Please bring two SEPTA tokens or $4 in single bills or coins for roundtrip transit. We will be eating lunch at the site, so in the hour between the end of the publishing panel and our noon group departure, please pick up something to eat and drink (see our lunch options map for suggestions), meet at the Golkin Room by 12 noon, and get ready to enjoy one of Philadelphia’s historic gems.


Keynote Address by Conevery Bolton Valencius

We are excited to welcome Conevery Bolton Valencius to WHEATS 2013 to deliver the keynote address on Friday evening, March 15. Her talk, “Vernacular Science of the New Madrid Earthquakes: Creating Knowledge in the Early United States,” will be delivered at the Chemical Heritage Foundation, which has generously agreed to host the event. The keynote address is open to the public.
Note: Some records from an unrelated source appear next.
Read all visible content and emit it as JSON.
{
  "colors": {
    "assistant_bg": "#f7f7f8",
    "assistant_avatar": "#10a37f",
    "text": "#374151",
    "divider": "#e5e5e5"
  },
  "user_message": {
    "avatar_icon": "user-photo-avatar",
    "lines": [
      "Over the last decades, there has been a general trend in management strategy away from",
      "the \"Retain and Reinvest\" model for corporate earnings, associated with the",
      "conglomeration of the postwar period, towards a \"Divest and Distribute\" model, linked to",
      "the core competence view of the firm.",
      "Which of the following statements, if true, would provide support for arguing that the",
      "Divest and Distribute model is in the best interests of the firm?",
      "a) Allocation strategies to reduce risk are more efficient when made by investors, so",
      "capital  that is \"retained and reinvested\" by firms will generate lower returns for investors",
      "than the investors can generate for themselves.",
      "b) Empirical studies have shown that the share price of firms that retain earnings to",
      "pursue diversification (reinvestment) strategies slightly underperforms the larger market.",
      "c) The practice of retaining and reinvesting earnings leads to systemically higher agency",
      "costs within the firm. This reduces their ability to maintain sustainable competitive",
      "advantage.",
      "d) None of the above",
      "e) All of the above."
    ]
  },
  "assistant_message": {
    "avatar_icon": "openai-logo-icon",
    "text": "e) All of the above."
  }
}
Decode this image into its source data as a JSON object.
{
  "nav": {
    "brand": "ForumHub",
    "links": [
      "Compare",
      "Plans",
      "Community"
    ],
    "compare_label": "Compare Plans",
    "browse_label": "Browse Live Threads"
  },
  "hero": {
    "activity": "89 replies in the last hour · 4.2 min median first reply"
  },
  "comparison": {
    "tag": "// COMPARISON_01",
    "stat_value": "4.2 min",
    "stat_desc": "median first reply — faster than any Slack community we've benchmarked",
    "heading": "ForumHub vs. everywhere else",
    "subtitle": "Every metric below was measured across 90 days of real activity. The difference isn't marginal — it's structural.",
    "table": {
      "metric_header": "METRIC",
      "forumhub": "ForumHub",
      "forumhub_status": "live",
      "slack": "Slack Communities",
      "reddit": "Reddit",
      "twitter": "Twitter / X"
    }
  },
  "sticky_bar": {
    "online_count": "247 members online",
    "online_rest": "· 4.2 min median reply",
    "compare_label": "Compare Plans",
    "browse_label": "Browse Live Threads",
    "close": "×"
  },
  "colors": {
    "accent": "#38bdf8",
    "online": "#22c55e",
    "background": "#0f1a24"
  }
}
Please check out the above link to learn more about Dr. Valencius’s talk. We hope to see you there!


Preliminary Program Posted

We are a little under a month away from WHEATS 2013, and are pleased to announce the preliminary program (subject to change) for the weekend of March 15-17. We are also happy to provide travel instructions, dining suggestions, etc. on our “Getting Around” page.

Mark your calendars, read the papers, and be in touch if you have any questions.

Oh, and if you haven’t already: REGISTER!


Papers Available

If you have registered for the March 16 workshop, the precirculated papers are now available for download. If you have not yet registered and plan to attend the workshop or any of the other WHEATS activities, please register now and we will provide you with access information.

Please read early and often! We look forward to your questions and comments on March 16.


Program Forthcoming

The official program for WHEATS 2013 will be posted here shortly. Stay tuned to this space for more details.


Abstracts now available!

The accepted abstracts for WHEATS 2013 are now available to read online! Check them out here.

And don’t forget to register in advance so that you’ll get copies of the papers when they are precirculated in February.


Registration Open!

Registration for WHEATS 2013 is now open!

Come one, come all. But be sure to register first! Registration will close on March 1, 2013.